**About this task**:
The lines to return are those below that contain the word "JSON".

**Page and application data records**:
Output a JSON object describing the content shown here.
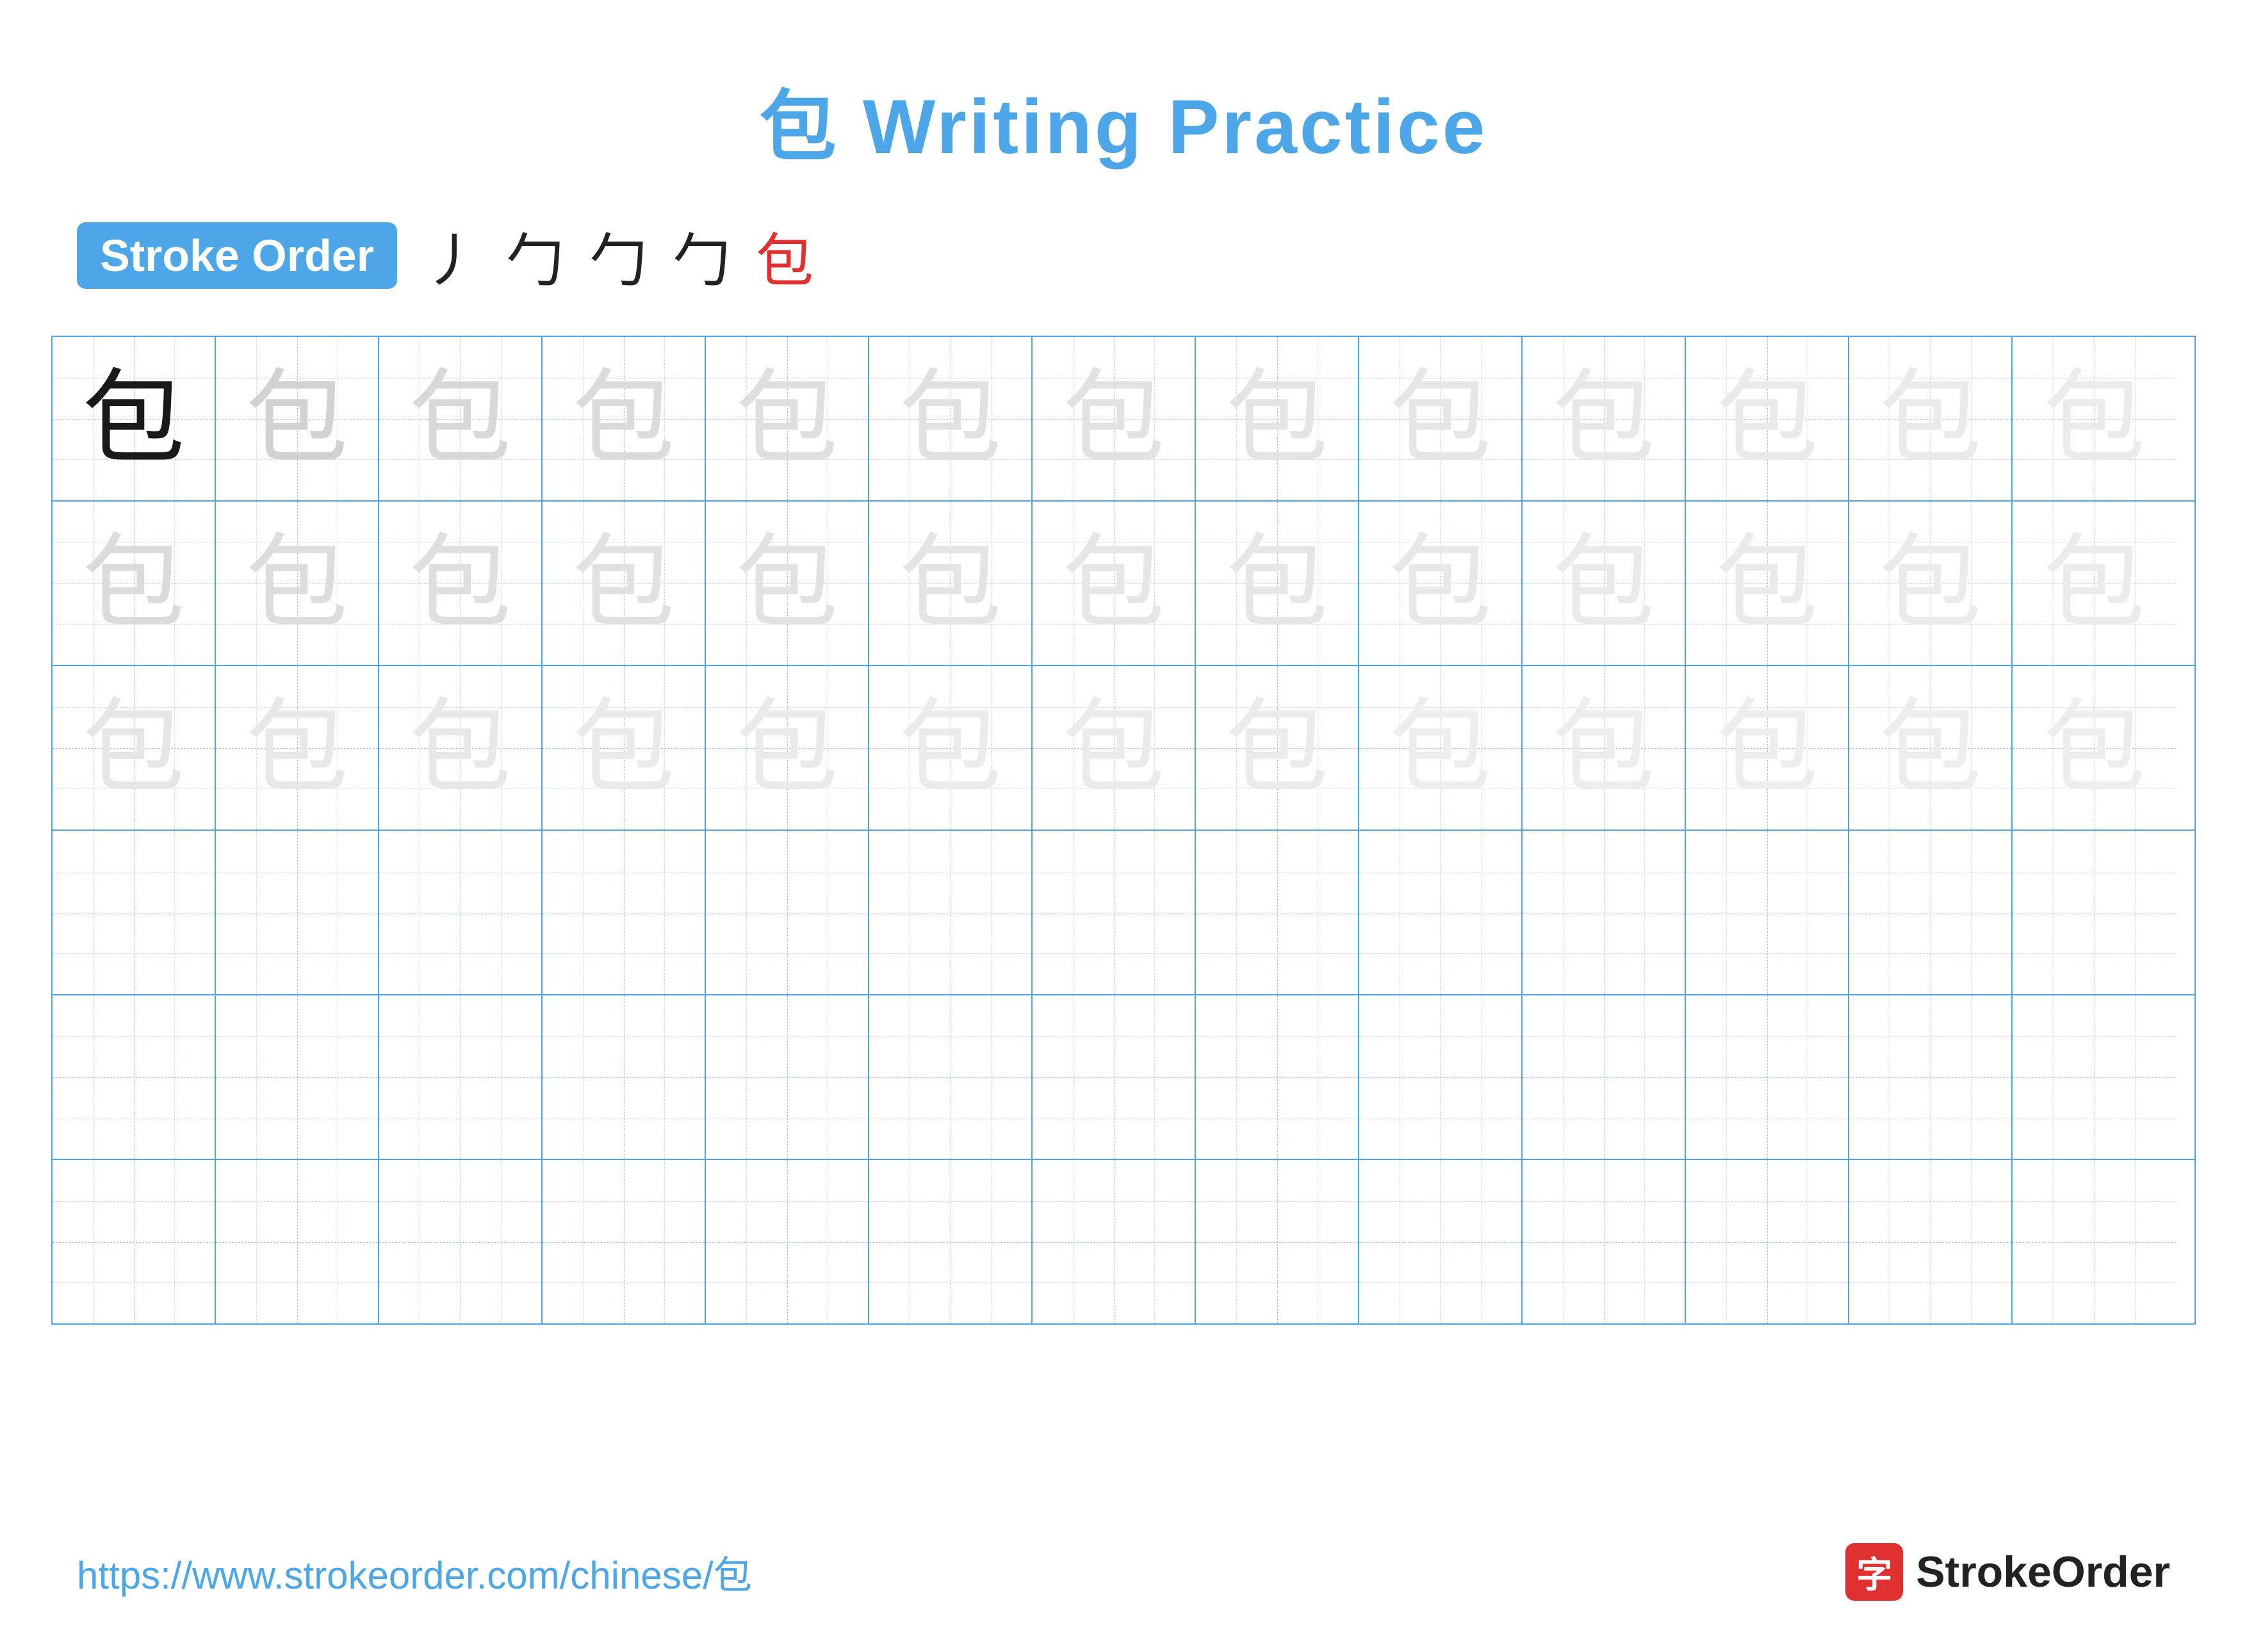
{
  "title": {
    "char": "包",
    "rest": " Writing Practice"
  },
  "stroke_order": {
    "badge_label": "Stroke Order",
    "strokes": [
      "丿",
      "勹",
      "勹",
      "勹",
      "包"
    ]
  },
  "grid": {
    "rows": 6,
    "cols": 13,
    "character": "包",
    "row_types": [
      "dark_then_light",
      "light",
      "lighter",
      "empty",
      "empty",
      "empty"
    ]
  },
  "footer": {
    "url": "https://www.strokeorder.com/chinese/包",
    "logo_char": "字",
    "logo_label": "StrokeOrder"
  }
}
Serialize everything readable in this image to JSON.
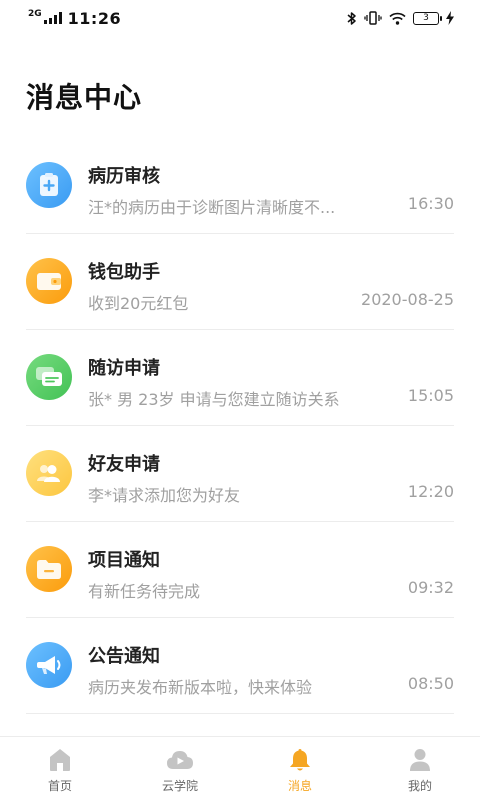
{
  "status_bar": {
    "network": "2G",
    "time": "11:26",
    "battery": "3"
  },
  "page": {
    "title": "消息中心"
  },
  "messages": [
    {
      "title": "病历审核",
      "preview": "汪*的病历由于诊断图片清晰度不...",
      "time": "16:30",
      "icon": "clipboard-plus-icon",
      "color_from": "#6cc0ff",
      "color_to": "#3a9bf2"
    },
    {
      "title": "钱包助手",
      "preview": "收到20元红包",
      "time": "2020-08-25",
      "icon": "wallet-icon",
      "color_from": "#ffc24a",
      "color_to": "#fb9c0c"
    },
    {
      "title": "随访申请",
      "preview": "张* 男 23岁 申请与您建立随访关系",
      "time": "15:05",
      "icon": "chat-bubbles-icon",
      "color_from": "#76db7f",
      "color_to": "#43c255"
    },
    {
      "title": "好友申请",
      "preview": "李*请求添加您为好友",
      "time": "12:20",
      "icon": "users-icon",
      "color_from": "#ffe07e",
      "color_to": "#fcc63f"
    },
    {
      "title": "项目通知",
      "preview": "有新任务待完成",
      "time": "09:32",
      "icon": "folder-icon",
      "color_from": "#ffc24a",
      "color_to": "#fb9c0c"
    },
    {
      "title": "公告通知",
      "preview": "病历夹发布新版本啦，快来体验",
      "time": "08:50",
      "icon": "megaphone-icon",
      "color_from": "#6cc0ff",
      "color_to": "#3a9bf2"
    }
  ],
  "tabs": [
    {
      "label": "首页",
      "icon": "home-icon",
      "active": false
    },
    {
      "label": "云学院",
      "icon": "cloud-play-icon",
      "active": false
    },
    {
      "label": "消息",
      "icon": "bell-icon",
      "active": true
    },
    {
      "label": "我的",
      "icon": "person-icon",
      "active": false
    }
  ],
  "colors": {
    "accent": "#f5a623",
    "tab_inactive": "#c4c4c4",
    "muted_text": "#a0a0a0"
  }
}
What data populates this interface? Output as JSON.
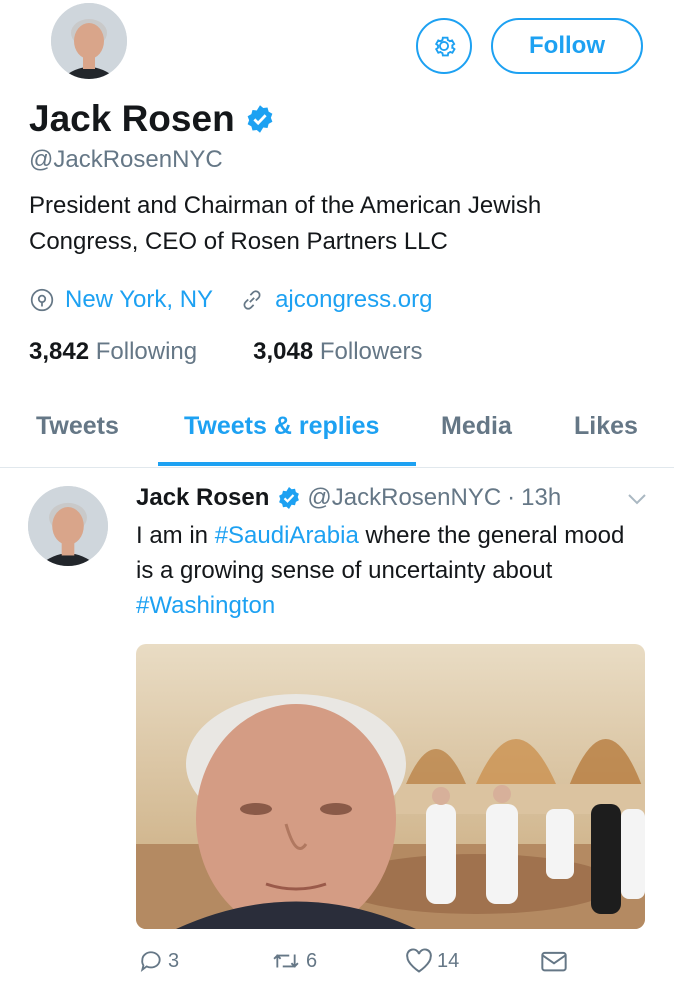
{
  "profile": {
    "name": "Jack Rosen",
    "handle": "@JackRosenNYC",
    "bio": "President and Chairman of the American Jewish Congress, CEO of Rosen Partners LLC",
    "location": "New York, NY",
    "website": "ajcongress.org",
    "following_count": "3,842",
    "following_label": "Following",
    "followers_count": "3,048",
    "followers_label": "Followers",
    "verified": true
  },
  "header": {
    "follow_label": "Follow",
    "settings_icon": "gear-icon"
  },
  "tabs": [
    {
      "label": "Tweets",
      "active": false
    },
    {
      "label": "Tweets & replies",
      "active": true
    },
    {
      "label": "Media",
      "active": false
    },
    {
      "label": "Likes",
      "active": false
    }
  ],
  "tweet": {
    "author": "Jack Rosen",
    "handle": "@JackRosenNYC",
    "separator": "·",
    "time": "13h",
    "text_1": "I am in ",
    "hashtag_1": "#SaudiArabia",
    "text_2": " where the general mood is a growing sense of uncertainty about ",
    "hashtag_2": "#Washington",
    "replies": "3",
    "retweets": "6",
    "likes": "14"
  },
  "colors": {
    "accent": "#1da1f2",
    "text": "#14171a",
    "secondary": "#657786"
  }
}
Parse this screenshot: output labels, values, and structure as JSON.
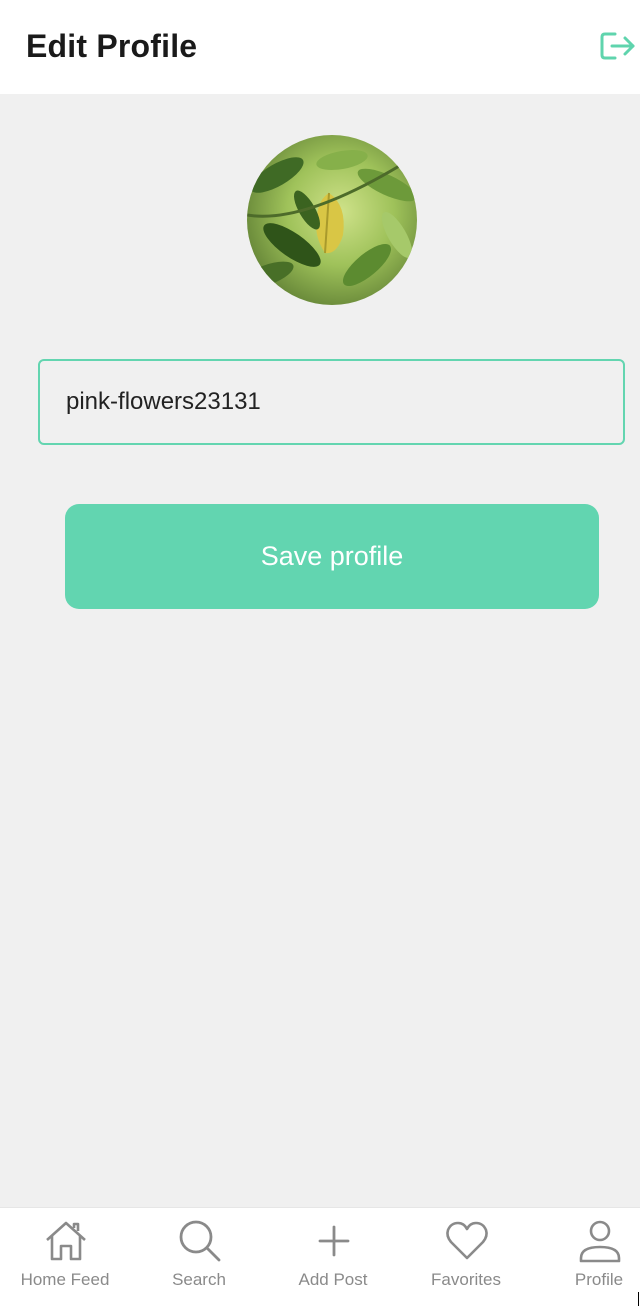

**Solved exercise**:
Output a JSON object describing the content shown here.
Serialize everything readable in this image to JSON.
What data populates this interface? Output as JSON.
Parse this screenshot: output labels, values, and structure as JSON.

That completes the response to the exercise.